Friday, February 04, 2005

FSWE Basics

I've downloaded the 2005 fswe study guide, and gave it a quick once-over. I'll probably do the actual practice test in late February or early March. That will give me some time to do some preliminary studying, as well as time to fine-tune my studying based on my scores before facing the actual exam in April.

There are four sections: Job Knowledge, English Expression, Biographical Inventory, as well as the Essay questions. The essays are scored only if the three other sections pass a predetermined cutoff score; however, to pass the entire exam, you also have to have a minimum score on your essay(s).

The Job Knowledge section is essentially open to anything that has happened during the past century: treaties, economics, psychology, logic, science, technology, politics, current events, geography, trade, wars, ethnic groups, sociology, anthropology, government, mathematics, etc. This is probably the most difficult section of the exam to prepare for as it spans such a wide-ranging field of topics and information. Either you know it or you don't. Some of the questions, however, can be answered by deduction: these cannot be the answer, therefore it must be (c). You can, however focus on your perceived weak spots to try to improve the probability of doing well. My weakness is economics, but I've got a simple Principles of Economics: Crash Course by Salvatore, et al, that should suffice. As far as geography goes, I'm fairly competent, although I'll review Africa and Eastern Eurasia.

English Expression should be fairly obvious: grammer, parts of speech, punctuation, synonyms, definitions, tense, etc. From what I've heard, most people have found this to be the most stressful/difficult part of the exam.

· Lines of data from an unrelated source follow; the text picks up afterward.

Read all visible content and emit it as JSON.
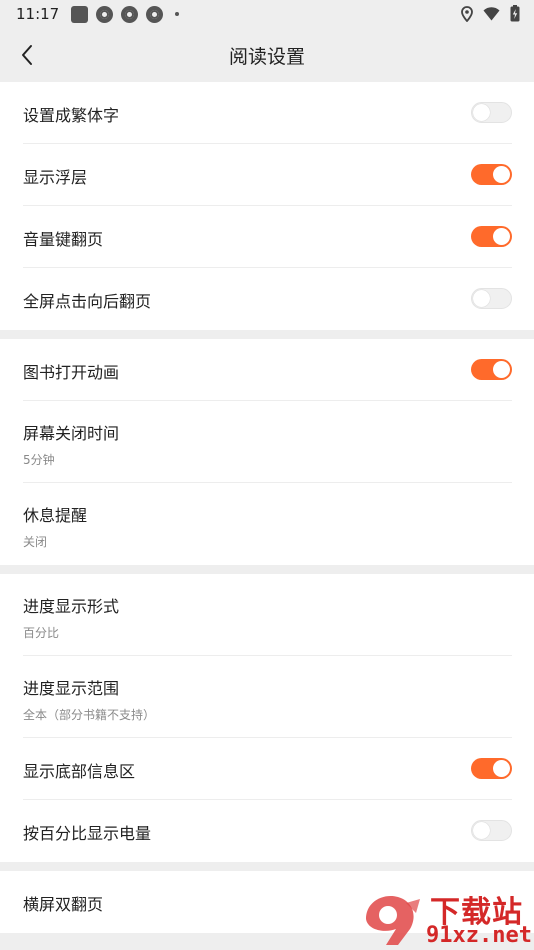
{
  "status_bar": {
    "time": "11:17"
  },
  "header": {
    "title": "阅读设置"
  },
  "colors": {
    "accent": "#ff6a2b",
    "background": "#eeeeee",
    "card": "#ffffff"
  },
  "groups": [
    {
      "items": [
        {
          "label": "设置成繁体字",
          "toggle": false
        },
        {
          "label": "显示浮层",
          "toggle": true
        },
        {
          "label": "音量键翻页",
          "toggle": true
        },
        {
          "label": "全屏点击向后翻页",
          "toggle": false
        }
      ]
    },
    {
      "items": [
        {
          "label": "图书打开动画",
          "toggle": true
        },
        {
          "label": "屏幕关闭时间",
          "value": "5分钟"
        },
        {
          "label": "休息提醒",
          "value": "关闭"
        }
      ]
    },
    {
      "items": [
        {
          "label": "进度显示形式",
          "value": "百分比"
        },
        {
          "label": "进度显示范围",
          "value": "全本（部分书籍不支持）"
        },
        {
          "label": "显示底部信息区",
          "toggle": true
        },
        {
          "label": "按百分比显示电量",
          "toggle": false
        }
      ]
    },
    {
      "items": [
        {
          "label": "横屏双翻页"
        }
      ]
    }
  ],
  "watermark": {
    "top": "下载站",
    "bottom": "91xz.net"
  }
}
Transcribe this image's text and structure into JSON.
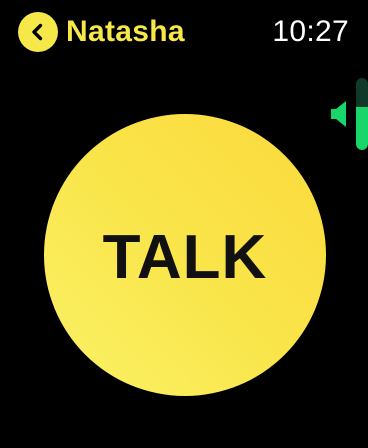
{
  "header": {
    "back_icon": "chevron-left-icon",
    "contact_name": "Natasha",
    "time": "10:27"
  },
  "volume": {
    "icon": "speaker-icon",
    "level": 0.6,
    "fill_color": "#19d66b",
    "track_color": "#0f3a2a"
  },
  "talk": {
    "label": "TALK",
    "color": "#f9e54a"
  },
  "colors": {
    "accent": "#f7e84a",
    "background": "#000000"
  }
}
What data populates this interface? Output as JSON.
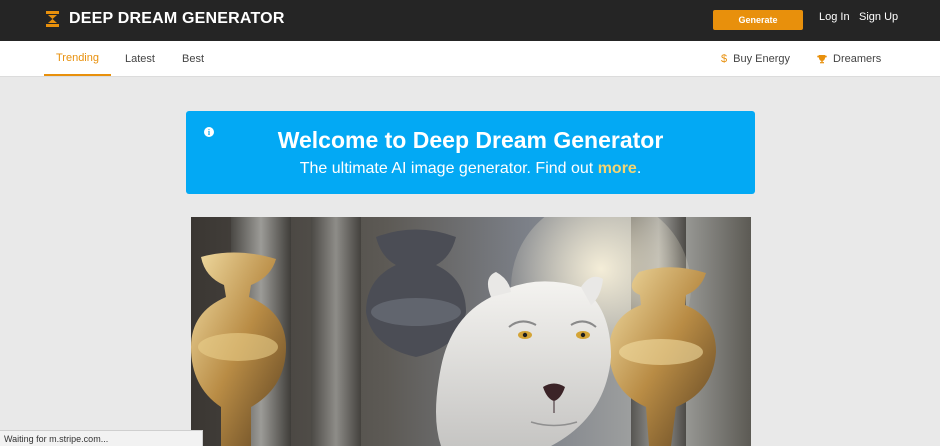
{
  "header": {
    "logo_text": "DEEP DREAM GENERATOR",
    "generate_label": "Generate",
    "login_label": "Log In",
    "signup_label": "Sign Up",
    "accent_color": "#e8900c"
  },
  "subnav": {
    "tabs": [
      {
        "label": "Trending",
        "active": true
      },
      {
        "label": "Latest",
        "active": false
      },
      {
        "label": "Best",
        "active": false
      }
    ],
    "buy_energy_label": "Buy Energy",
    "buy_energy_icon": "dollar-icon",
    "dreamers_label": "Dreamers",
    "dreamers_icon": "trophy-icon"
  },
  "banner": {
    "title": "Welcome to Deep Dream Generator",
    "subtitle_prefix": "The ultimate AI image generator. Find out ",
    "more_link": "more",
    "subtitle_suffix": ".",
    "background_color": "#03a9f4",
    "icon": "info-icon"
  },
  "status": {
    "text": "Waiting for m.stripe.com..."
  }
}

The most recomended book to use for refreshing your English skills is The Elements of Style by Strunk and Williams. I may review a bit, depending on the results of the practice test, but I've always been confident in my English skills.

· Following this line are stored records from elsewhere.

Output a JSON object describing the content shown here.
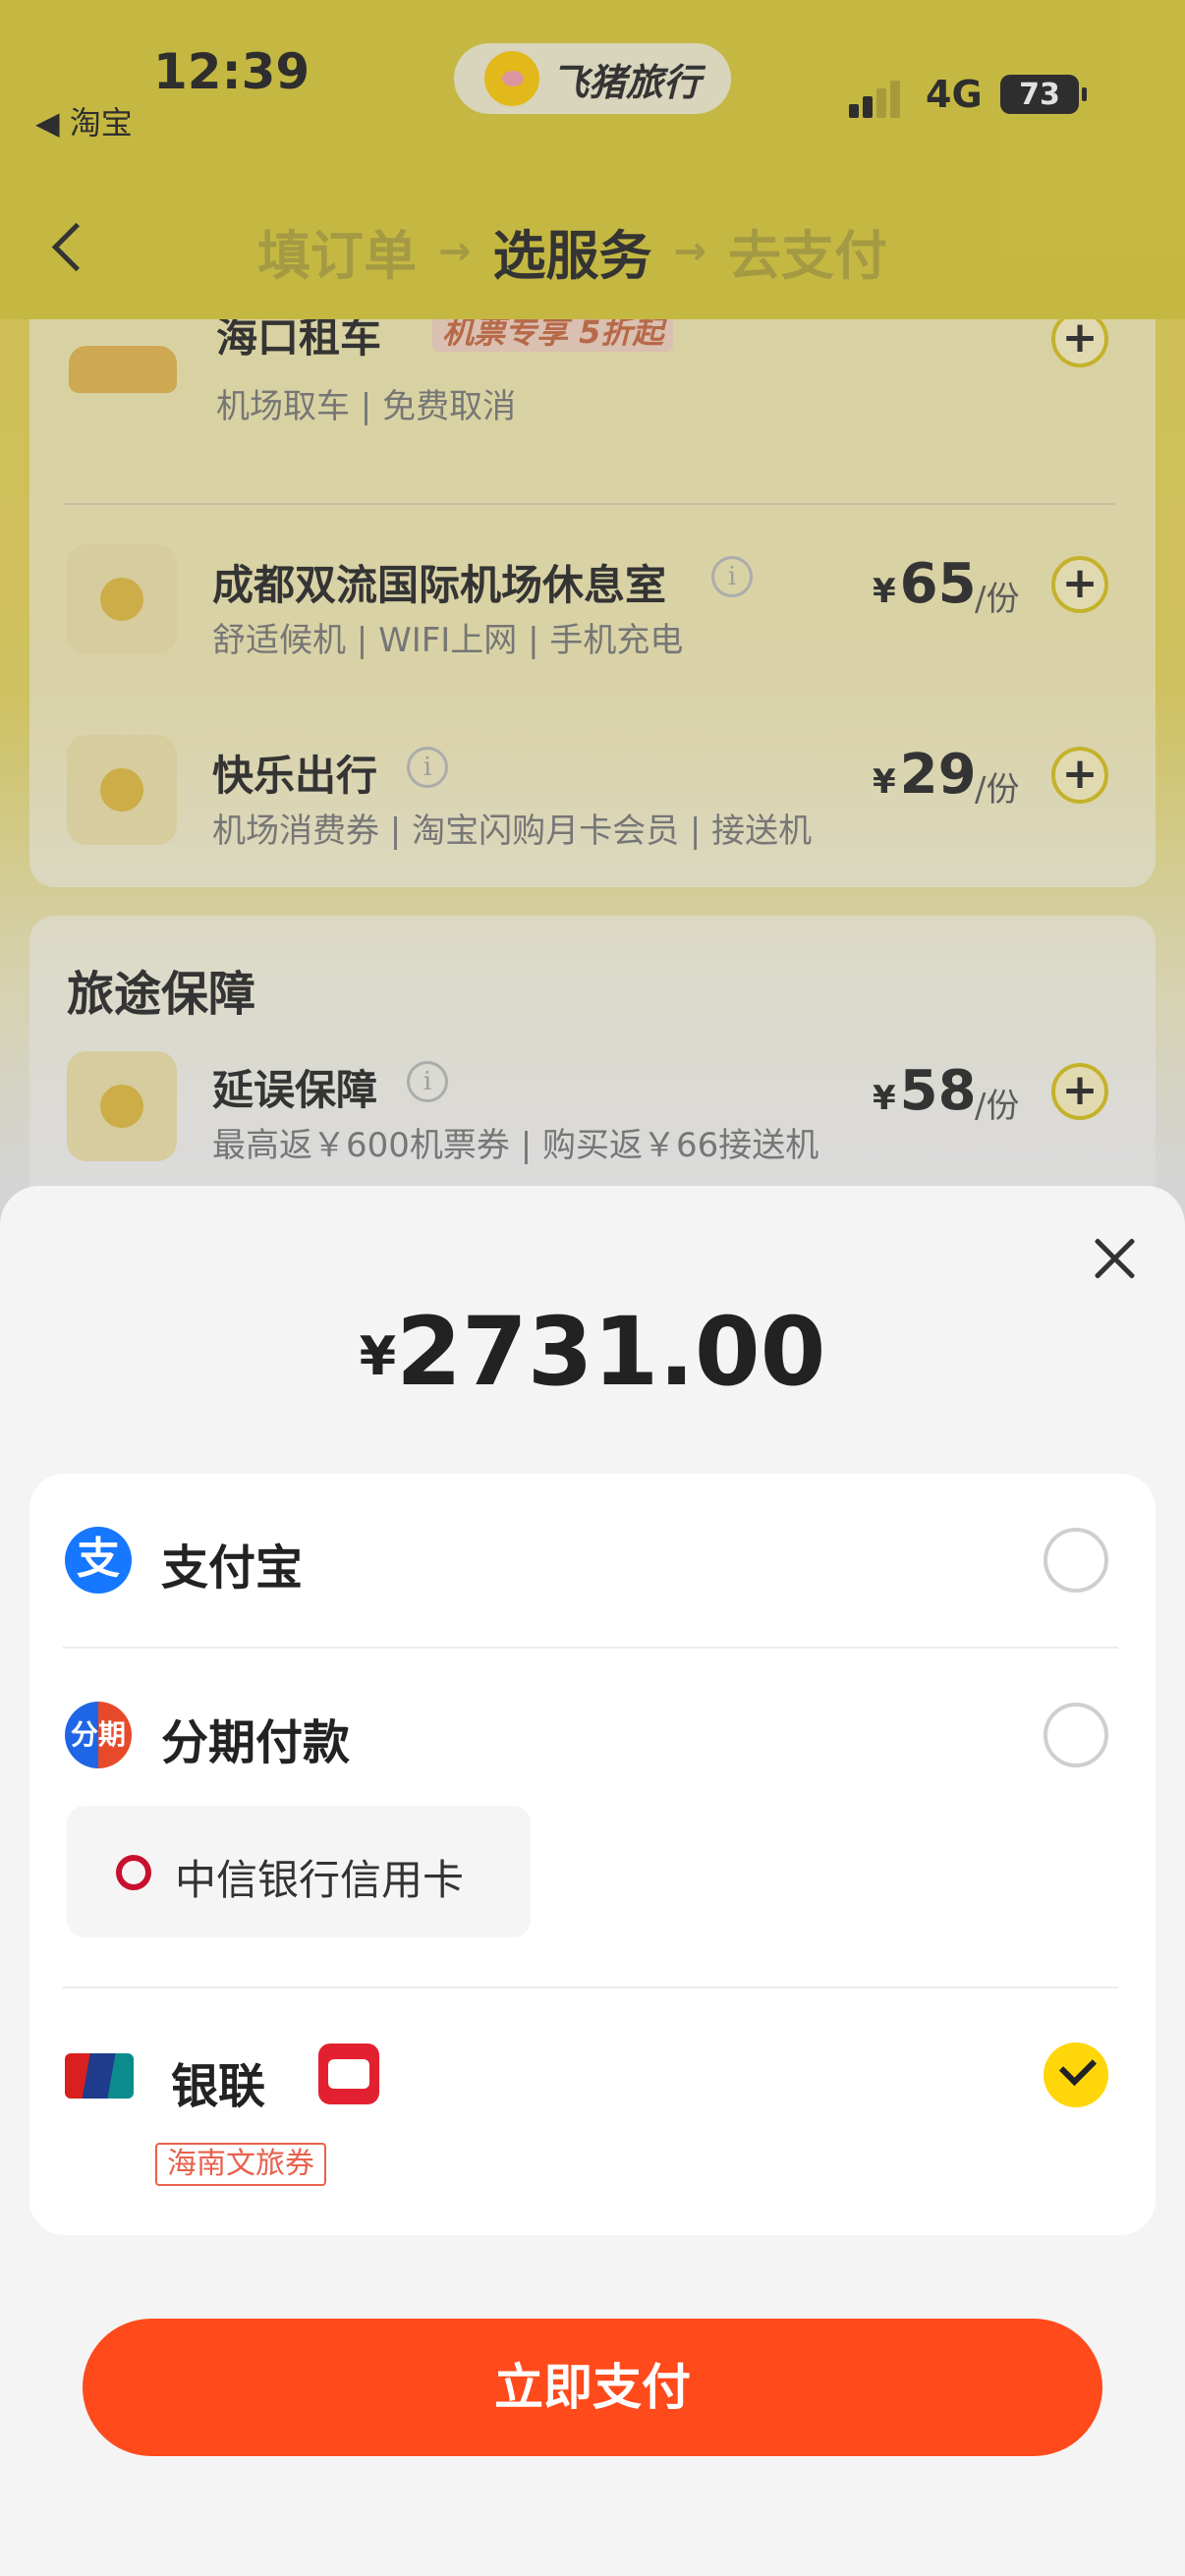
{
  "status_bar": {
    "time": "12:39",
    "back_app": "◀ 淘宝",
    "brand": "飞猪旅行",
    "network": "4G",
    "battery": "73"
  },
  "header": {
    "steps": [
      "填订单",
      "选服务",
      "去支付"
    ],
    "active_step": "选服务",
    "arrow": "→"
  },
  "services": {
    "car_rental": {
      "title": "海口租车",
      "tag": "机票专享 5折起",
      "sub": "机场取车 | 免费取消"
    },
    "lounge": {
      "title": "成都双流国际机场休息室",
      "sub": "舒适候机 | WIFI上网 | 手机充电",
      "price": "65",
      "currency": "¥",
      "unit": "/份"
    },
    "happy_travel": {
      "title": "快乐出行",
      "sub": "机场消费券 | 淘宝闪购月卡会员 | 接送机",
      "price": "29",
      "currency": "¥",
      "unit": "/份"
    }
  },
  "insurance": {
    "section_title": "旅途保障",
    "delay": {
      "title": "延误保障",
      "sub": "最高返￥600机票券 | 购买返￥66接送机",
      "price": "58",
      "currency": "¥",
      "unit": "/份"
    }
  },
  "payment_sheet": {
    "currency": "¥",
    "amount": "2731.00",
    "methods": {
      "alipay": "支付宝",
      "installment": "分期付款",
      "bank_card": "中信银行信用卡",
      "unionpay": "银联",
      "unionpay_tag": "海南文旅券"
    },
    "selected": "unionpay",
    "pay_button": "立即支付"
  },
  "colors": {
    "header_yellow": "#dccb34",
    "accent_yellow": "#ffd60a",
    "pay_button": "#ff4a1c",
    "alipay_blue": "#1677ff"
  }
}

The Biographical Inventory asks a variety of questions about things you have done, things that you may or may not do, and how others might perceive you. There are no wrong answers here, apparently, but to save stress, it has been recommended that you spend a little time thinking over your occupation and lifestyle for the past several years and think carefully about the daily activity involved as well as any big "projects" that you might have done or assisted with.

The Essay section is the most critical, as you can not pass the test without passing the essay portion. You are asked to write one or two essays (follow the instructions!) from a list of several questions, and are graded on grammer, punctuation, spelling, train-of-thought, organization and cohesiveness, as well has how well you defend your position(s).

Overall it can appear quite daunting, but if one has had a well-rounded education, stayed awake in class, pays attention to what they have been doing, and can formulate and defend an argument, it shouldn't be too bad. Get a good nights sleep before the exam and eat a healthy breakfast!